What you need to do
Give back every entry, copied exactly.

Material provided
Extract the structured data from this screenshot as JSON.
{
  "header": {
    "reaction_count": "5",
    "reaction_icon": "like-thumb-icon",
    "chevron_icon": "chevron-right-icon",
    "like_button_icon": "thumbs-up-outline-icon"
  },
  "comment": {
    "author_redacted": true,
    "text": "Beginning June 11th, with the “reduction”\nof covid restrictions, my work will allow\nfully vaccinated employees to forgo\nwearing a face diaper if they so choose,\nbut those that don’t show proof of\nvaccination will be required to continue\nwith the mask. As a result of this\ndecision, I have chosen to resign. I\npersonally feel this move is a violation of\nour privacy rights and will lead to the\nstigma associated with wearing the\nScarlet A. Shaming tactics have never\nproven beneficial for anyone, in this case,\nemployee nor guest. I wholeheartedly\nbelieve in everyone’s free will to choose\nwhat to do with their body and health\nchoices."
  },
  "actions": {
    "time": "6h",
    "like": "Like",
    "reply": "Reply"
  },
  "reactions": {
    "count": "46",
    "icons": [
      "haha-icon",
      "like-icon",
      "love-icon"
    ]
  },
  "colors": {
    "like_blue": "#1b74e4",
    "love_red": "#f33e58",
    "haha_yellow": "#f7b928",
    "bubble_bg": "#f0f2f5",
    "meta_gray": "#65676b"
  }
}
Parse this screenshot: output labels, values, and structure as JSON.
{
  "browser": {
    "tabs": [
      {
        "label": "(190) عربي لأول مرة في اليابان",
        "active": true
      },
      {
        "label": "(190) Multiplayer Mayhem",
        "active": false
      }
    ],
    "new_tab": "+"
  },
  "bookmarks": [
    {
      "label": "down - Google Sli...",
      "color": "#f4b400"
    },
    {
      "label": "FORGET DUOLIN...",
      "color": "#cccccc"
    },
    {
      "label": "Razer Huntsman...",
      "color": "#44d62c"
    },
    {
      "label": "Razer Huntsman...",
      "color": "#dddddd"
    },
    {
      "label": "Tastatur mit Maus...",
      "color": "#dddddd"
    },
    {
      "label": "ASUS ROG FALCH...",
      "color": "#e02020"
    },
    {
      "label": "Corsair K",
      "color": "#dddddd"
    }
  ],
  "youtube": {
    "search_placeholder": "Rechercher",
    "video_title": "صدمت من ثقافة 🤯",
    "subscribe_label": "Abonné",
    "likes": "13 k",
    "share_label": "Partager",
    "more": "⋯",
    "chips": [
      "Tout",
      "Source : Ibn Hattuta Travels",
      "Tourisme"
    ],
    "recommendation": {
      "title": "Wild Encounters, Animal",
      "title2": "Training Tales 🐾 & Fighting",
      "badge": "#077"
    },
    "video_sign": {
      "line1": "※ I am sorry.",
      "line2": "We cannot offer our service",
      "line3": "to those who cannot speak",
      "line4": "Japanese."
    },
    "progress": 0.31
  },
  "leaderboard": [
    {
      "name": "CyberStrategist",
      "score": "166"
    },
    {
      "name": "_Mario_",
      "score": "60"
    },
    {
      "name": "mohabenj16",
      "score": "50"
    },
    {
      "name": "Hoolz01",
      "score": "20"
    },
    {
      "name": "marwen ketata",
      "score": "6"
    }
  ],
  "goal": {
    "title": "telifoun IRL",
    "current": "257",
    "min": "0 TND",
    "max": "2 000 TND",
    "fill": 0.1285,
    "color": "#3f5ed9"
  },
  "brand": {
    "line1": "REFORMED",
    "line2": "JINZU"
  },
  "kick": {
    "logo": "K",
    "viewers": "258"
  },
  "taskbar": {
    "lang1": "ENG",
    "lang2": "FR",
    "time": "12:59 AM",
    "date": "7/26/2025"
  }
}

Reply to the exercise
Extract the structured data from this screenshot as JSON.
{
  "header": {
    "reaction_count": "5",
    "reaction_icon": "like-thumb-icon",
    "chevron_icon": "chevron-right-icon",
    "like_button_icon": "thumbs-up-outline-icon"
  },
  "comment": {
    "author_redacted": true,
    "text": "Beginning June 11th, with the “reduction”\nof covid restrictions, my work will allow\nfully vaccinated employees to forgo\nwearing a face diaper if they so choose,\nbut those that don’t show proof of\nvaccination will be required to continue\nwith the mask. As a result of this\ndecision, I have chosen to resign. I\npersonally feel this move is a violation of\nour privacy rights and will lead to the\nstigma associated with wearing the\nScarlet A. Shaming tactics have never\nproven beneficial for anyone, in this case,\nemployee nor guest. I wholeheartedly\nbelieve in everyone’s free will to choose\nwhat to do with their body and health\nchoices."
  },
  "actions": {
    "time": "6h",
    "like": "Like",
    "reply": "Reply"
  },
  "reactions": {
    "count": "46",
    "icons": [
      "haha-icon",
      "like-icon",
      "love-icon"
    ]
  },
  "colors": {
    "like_blue": "#1b74e4",
    "love_red": "#f33e58",
    "haha_yellow": "#f7b928",
    "bubble_bg": "#f0f2f5",
    "meta_gray": "#65676b"
  }
}
Parse this screenshot: output labels, values, and structure as JSON.
{
  "browser": {
    "tabs": [
      {
        "label": "(190) عربي لأول مرة في اليابان",
        "active": true
      },
      {
        "label": "(190) Multiplayer Mayhem",
        "active": false
      }
    ],
    "new_tab": "+"
  },
  "bookmarks": [
    {
      "label": "down - Google Sli...",
      "color": "#f4b400"
    },
    {
      "label": "FORGET DUOLIN...",
      "color": "#cccccc"
    },
    {
      "label": "Razer Huntsman...",
      "color": "#44d62c"
    },
    {
      "label": "Razer Huntsman...",
      "color": "#dddddd"
    },
    {
      "label": "Tastatur mit Maus...",
      "color": "#dddddd"
    },
    {
      "label": "ASUS ROG FALCH...",
      "color": "#e02020"
    },
    {
      "label": "Corsair K",
      "color": "#dddddd"
    }
  ],
  "youtube": {
    "search_placeholder": "Rechercher",
    "video_title": "صدمت من ثقافة 🤯",
    "subscribe_label": "Abonné",
    "likes": "13 k",
    "share_label": "Partager",
    "more": "⋯",
    "chips": [
      "Tout",
      "Source : Ibn Hattuta Travels",
      "Tourisme"
    ],
    "recommendation": {
      "title": "Wild Encounters, Animal",
      "title2": "Training Tales 🐾 & Fighting",
      "badge": "#077"
    },
    "video_sign": {
      "line1": "※ I am sorry.",
      "line2": "We cannot offer our service",
      "line3": "to those who cannot speak",
      "line4": "Japanese."
    },
    "progress": 0.31
  },
  "leaderboard": [
    {
      "name": "CyberStrategist",
      "score": "166"
    },
    {
      "name": "_Mario_",
      "score": "60"
    },
    {
      "name": "mohabenj16",
      "score": "50"
    },
    {
      "name": "Hoolz01",
      "score": "20"
    },
    {
      "name": "marwen ketata",
      "score": "6"
    }
  ],
  "goal": {
    "title": "telifoun IRL",
    "current": "257",
    "min": "0 TND",
    "max": "2 000 TND",
    "fill": 0.1285,
    "color": "#3f5ed9"
  },
  "brand": {
    "line1": "REFORMED",
    "line2": "JINZU"
  },
  "kick": {
    "logo": "K",
    "viewers": "258"
  },
  "taskbar": {
    "lang1": "ENG",
    "lang2": "FR",
    "time": "12:59 AM",
    "date": "7/26/2025"
  }
}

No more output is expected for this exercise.